As Above, So Below
Art Souterrain Festival Brings Art to the Underground and the General Public
Whether you are left with feelings of joy and admiration, or just some kind of confusion about what you just witnessed, most art is produced to elicit feelings and reactions from an audience. Still, the question remains: “must art be appealing?”
Showcasing a mixture of contemporary art and Montreal’s architectural heritage, the eight annual edition of Art Souterrain seeks to answer that question.
The festival is put on by a local non-profit organization of the same name. It began on Feb. 27, in conjunction with the city’s Nuit Blanche expos, and runs until March 20. Pedestrians can wander the underground passages of the city for seven kilometres to view the works of 86 international and Canadian contemporary artists for free.
As someone who isn’t a local of Montreal, I was fairly unaware of the layout under the city’s streets, which made exploring the underground difficult and revealing.
Most of my experiences using the subterranean transportation networks in the city prior to Art Souterrain have involved sweating from wearing too many layers, or trying to ignore the overpowering smell of urine wafting from the metros.
Arriving at McGill station—the starting point for one of three underground circuits set up for viewing—there seemed to be a lack of signage directing people to the predetermined routes.
I failed to locate a physical map upon arrival and only after a few minutes of searching was I able to find one online. Even armed with that, not knowing my way around made navigation tough.
At this point in my journey, I attempted to use the audio guide designed by Art Souterrain to accompany the various exhibits. In fitting Quebec fashion though, the English version of the audio on the festival site kept giving me a 404 Error, which prevented me from loading it.
Despite my loose grasp on the language, I loaded the French version of the tour and carried on.
While trying to decipher the seemingly cryptic messages on my linguistic adventure, eventually I noticed there were arrows directing festival-goers along the designated routes, which made things slightly more clear.
Having now gotten over my initial navigating blunders, I was finally free to take in the various mixed medium exhibits which were scattered throughout the tunnels and over ten different buildings.
Installations ranged from multi-media exhibits with video or audio accompaniment to more traditional photography, sculptures and prints.
Something about art galleries just seems intimidating to me as a person with little to no knowledge of art. One of the festival’s missions is “to make art accessible to a wider audience by taking it out of its traditional exhibition spaces,” and I think they accomplish this well.

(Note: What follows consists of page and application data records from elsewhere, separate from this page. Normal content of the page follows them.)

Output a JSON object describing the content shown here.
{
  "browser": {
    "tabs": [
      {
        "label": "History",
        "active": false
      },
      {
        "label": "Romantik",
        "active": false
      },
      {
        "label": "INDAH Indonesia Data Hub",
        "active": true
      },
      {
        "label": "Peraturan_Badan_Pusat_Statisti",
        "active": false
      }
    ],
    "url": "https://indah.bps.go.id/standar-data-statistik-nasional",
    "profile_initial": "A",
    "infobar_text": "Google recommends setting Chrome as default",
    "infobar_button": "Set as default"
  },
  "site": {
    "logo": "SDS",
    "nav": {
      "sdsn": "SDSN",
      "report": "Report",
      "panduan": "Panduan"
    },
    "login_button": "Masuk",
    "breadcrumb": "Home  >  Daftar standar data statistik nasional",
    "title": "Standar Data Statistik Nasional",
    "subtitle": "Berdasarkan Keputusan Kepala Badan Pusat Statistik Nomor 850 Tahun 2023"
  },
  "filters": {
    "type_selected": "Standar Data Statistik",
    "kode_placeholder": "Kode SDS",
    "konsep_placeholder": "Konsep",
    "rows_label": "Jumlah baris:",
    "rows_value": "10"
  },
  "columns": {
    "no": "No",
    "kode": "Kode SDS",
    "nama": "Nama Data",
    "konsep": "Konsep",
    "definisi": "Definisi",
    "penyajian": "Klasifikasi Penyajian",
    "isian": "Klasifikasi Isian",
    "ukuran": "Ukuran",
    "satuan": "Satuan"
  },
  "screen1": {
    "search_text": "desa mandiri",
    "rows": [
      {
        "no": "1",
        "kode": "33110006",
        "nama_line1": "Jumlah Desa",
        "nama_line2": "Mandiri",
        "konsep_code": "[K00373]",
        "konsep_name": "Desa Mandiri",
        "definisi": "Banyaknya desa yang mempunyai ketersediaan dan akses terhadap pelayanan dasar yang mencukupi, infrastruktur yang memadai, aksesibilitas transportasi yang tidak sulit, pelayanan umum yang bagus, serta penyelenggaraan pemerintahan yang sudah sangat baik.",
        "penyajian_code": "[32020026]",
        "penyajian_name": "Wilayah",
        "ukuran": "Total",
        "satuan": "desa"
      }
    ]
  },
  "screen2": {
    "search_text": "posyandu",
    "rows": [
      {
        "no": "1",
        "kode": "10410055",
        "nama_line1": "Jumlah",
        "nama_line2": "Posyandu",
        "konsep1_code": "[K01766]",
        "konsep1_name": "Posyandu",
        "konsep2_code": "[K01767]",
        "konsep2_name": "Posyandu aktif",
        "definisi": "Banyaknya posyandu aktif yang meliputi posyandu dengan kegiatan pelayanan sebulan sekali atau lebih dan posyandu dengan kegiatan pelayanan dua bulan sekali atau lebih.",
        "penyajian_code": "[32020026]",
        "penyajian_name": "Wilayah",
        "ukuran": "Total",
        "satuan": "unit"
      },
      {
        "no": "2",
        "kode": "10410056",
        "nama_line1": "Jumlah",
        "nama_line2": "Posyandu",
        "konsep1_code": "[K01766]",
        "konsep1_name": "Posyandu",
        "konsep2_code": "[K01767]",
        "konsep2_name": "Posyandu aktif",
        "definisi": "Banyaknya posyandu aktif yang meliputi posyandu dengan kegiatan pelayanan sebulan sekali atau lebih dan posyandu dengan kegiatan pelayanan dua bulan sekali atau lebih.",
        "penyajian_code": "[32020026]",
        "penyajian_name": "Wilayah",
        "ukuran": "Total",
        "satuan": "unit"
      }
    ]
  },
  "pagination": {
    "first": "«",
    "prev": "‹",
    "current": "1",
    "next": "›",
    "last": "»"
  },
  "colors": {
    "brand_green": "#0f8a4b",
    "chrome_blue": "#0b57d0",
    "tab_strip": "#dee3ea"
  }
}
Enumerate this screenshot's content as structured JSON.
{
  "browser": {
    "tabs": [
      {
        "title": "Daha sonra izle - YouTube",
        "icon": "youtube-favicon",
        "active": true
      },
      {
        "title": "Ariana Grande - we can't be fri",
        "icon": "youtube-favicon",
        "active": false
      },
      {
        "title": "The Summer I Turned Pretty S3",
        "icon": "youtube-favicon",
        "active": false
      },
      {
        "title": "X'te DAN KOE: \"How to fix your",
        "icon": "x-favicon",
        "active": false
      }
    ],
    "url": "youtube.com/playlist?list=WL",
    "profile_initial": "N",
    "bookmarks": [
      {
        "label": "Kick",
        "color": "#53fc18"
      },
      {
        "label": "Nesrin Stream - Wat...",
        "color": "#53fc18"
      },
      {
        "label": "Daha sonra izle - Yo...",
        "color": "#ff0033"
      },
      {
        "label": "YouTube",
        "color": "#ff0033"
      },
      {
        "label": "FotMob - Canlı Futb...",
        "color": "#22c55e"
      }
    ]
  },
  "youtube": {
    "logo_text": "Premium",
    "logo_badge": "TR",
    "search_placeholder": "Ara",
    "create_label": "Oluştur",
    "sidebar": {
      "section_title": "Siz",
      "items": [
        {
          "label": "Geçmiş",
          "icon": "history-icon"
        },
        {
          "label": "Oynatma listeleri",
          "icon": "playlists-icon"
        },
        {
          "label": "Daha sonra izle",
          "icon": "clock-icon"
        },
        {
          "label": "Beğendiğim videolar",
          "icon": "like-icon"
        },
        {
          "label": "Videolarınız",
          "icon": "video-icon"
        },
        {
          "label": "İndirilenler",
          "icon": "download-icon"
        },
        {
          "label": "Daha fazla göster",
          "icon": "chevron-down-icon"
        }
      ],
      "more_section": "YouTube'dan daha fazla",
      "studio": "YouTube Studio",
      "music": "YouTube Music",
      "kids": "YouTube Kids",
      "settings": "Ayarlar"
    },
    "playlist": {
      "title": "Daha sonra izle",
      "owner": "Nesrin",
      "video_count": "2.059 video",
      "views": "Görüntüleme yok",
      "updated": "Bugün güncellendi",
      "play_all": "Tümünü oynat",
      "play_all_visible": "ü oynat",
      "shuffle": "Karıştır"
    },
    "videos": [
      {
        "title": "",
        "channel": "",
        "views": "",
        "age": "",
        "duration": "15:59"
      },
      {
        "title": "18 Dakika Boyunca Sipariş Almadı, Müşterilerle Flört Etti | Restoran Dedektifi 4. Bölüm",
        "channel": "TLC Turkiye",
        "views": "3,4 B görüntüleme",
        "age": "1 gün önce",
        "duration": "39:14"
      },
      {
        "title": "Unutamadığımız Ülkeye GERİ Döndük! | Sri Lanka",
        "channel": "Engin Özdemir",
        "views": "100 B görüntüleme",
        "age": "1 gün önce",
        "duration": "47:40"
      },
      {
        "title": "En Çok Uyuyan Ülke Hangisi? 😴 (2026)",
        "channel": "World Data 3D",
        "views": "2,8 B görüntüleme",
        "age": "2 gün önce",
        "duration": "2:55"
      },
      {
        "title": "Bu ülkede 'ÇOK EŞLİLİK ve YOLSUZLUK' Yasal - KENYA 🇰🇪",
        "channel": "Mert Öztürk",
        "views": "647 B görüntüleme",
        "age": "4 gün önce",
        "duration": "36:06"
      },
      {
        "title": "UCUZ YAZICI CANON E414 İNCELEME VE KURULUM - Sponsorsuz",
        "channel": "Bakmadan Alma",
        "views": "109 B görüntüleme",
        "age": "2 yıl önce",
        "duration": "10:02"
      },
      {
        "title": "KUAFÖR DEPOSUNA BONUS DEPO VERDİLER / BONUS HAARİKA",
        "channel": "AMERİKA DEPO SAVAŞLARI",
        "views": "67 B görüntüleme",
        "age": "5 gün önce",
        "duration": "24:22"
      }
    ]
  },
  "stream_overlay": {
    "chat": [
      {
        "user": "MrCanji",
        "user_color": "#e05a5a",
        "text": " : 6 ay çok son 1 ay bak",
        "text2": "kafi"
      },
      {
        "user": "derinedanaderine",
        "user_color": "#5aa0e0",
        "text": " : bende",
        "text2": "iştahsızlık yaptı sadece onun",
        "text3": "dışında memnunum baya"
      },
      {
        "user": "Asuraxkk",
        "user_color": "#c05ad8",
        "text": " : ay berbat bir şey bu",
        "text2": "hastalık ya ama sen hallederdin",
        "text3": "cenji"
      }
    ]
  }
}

The setting of Art Souterrain made me feel welcome to spend as much time with each piece as I wanted. The public setting reinforced the accessibility of the artworks and made me more comfortable to explore the installations than the seemingly more sterile and cold environment of a museum or gallery.

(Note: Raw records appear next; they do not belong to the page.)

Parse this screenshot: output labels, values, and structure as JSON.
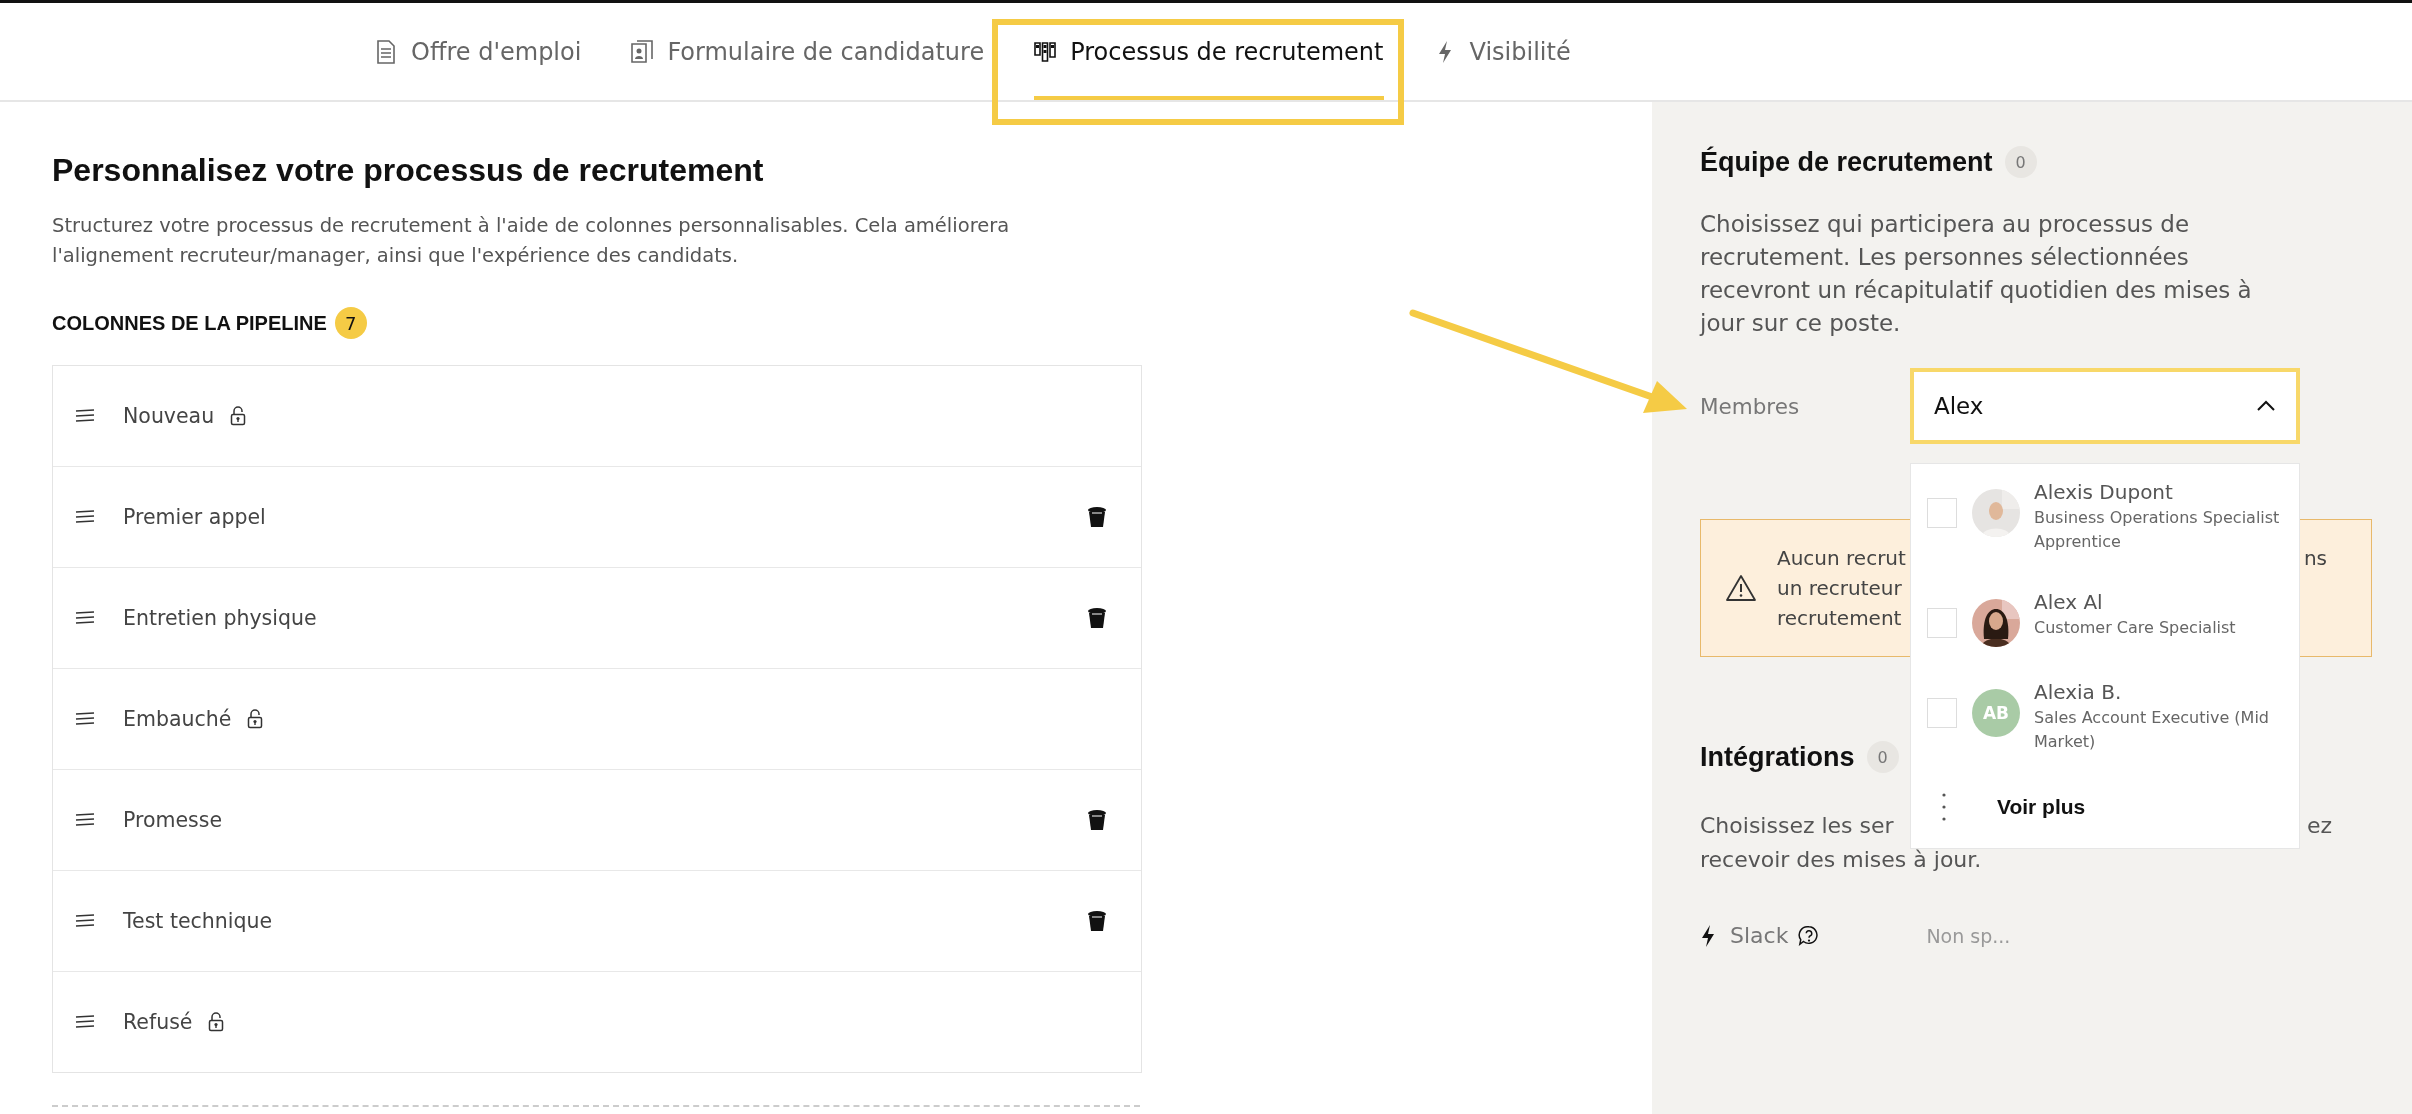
{
  "tabs": [
    {
      "label": "Offre d'emploi",
      "selected": false
    },
    {
      "label": "Formulaire de candidature",
      "selected": false
    },
    {
      "label": "Processus de recrutement",
      "selected": true
    },
    {
      "label": "Visibilité",
      "selected": false
    }
  ],
  "pipeline": {
    "title": "Personnalisez votre processus de recrutement",
    "description": "Structurez votre processus de recrutement à l'aide de colonnes personnalisables. Cela améliorera l'alignement recruteur/manager, ainsi que l'expérience des candidats.",
    "columns_heading": "COLONNES DE LA PIPELINE",
    "count": "7",
    "columns": [
      {
        "name": "Nouveau",
        "locked": true
      },
      {
        "name": "Premier appel",
        "locked": false
      },
      {
        "name": "Entretien physique",
        "locked": false
      },
      {
        "name": "Embauché",
        "locked": true
      },
      {
        "name": "Promesse",
        "locked": false
      },
      {
        "name": "Test technique",
        "locked": false
      },
      {
        "name": "Refusé",
        "locked": true
      }
    ]
  },
  "team": {
    "title": "Équipe de recrutement",
    "count": "0",
    "description": "Choisissez qui participera au processus de recrutement. Les personnes sélectionnées recevront un récapitulatif quotidien des mises à jour sur ce poste.",
    "members_label": "Membres",
    "members_field": {
      "value": "Alex",
      "expanded": true
    },
    "warning": {
      "lines": [
        {
          "left": "Aucun recrut",
          "right": "ns"
        },
        {
          "left": "un recruteur"
        },
        {
          "left": "recrutement"
        }
      ]
    },
    "suggestions": [
      {
        "name": "Alexis Dupont",
        "role": "Business Operations Specialist Apprentice",
        "checked": false
      },
      {
        "name": "Alex Al",
        "role": "Customer Care Specialist",
        "checked": false
      },
      {
        "name": "Alexia B.",
        "role": "Sales Account Executive (Mid Market)",
        "checked": false,
        "avatar": {
          "kind": "initials",
          "initials": "AB",
          "color": "#a9cba6"
        }
      }
    ],
    "more": "Voir plus"
  },
  "integrations": {
    "title": "Intégrations",
    "count": "0",
    "lines": [
      {
        "left": "Choisissez les ser",
        "right": "ez"
      },
      {
        "left": "recevoir des mises à jour."
      }
    ],
    "items": [
      {
        "name": "Slack",
        "value": "Non sp..."
      }
    ]
  }
}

By placing the art in everyday places the city becomes part of the canvas. The textures and colours of everyday Montreal are incorporated into the art.
Even the sounds of the underground intertwine with each individual exhibit. The hum of the metro and bits of conversation you hear when people walk by are inseparably meshed into the viewing experience.
With the exception of the video exhibits, which allowed the viewer to be immersed in a darkened box to watch, nearly every exhibit played on the theme of incorporating Montreal’s dynamic scenery and architecture.
Checking it out gave me the opportunity to explore a side of Montreal that I had neglected in the past. During the summer, it is easy to get lost in the countless parks and outdoor festivals that the city has to offer.
The festival brings some life to the often neglected and unappreciated underground, which sustains the city with shelter during the long, cold winter.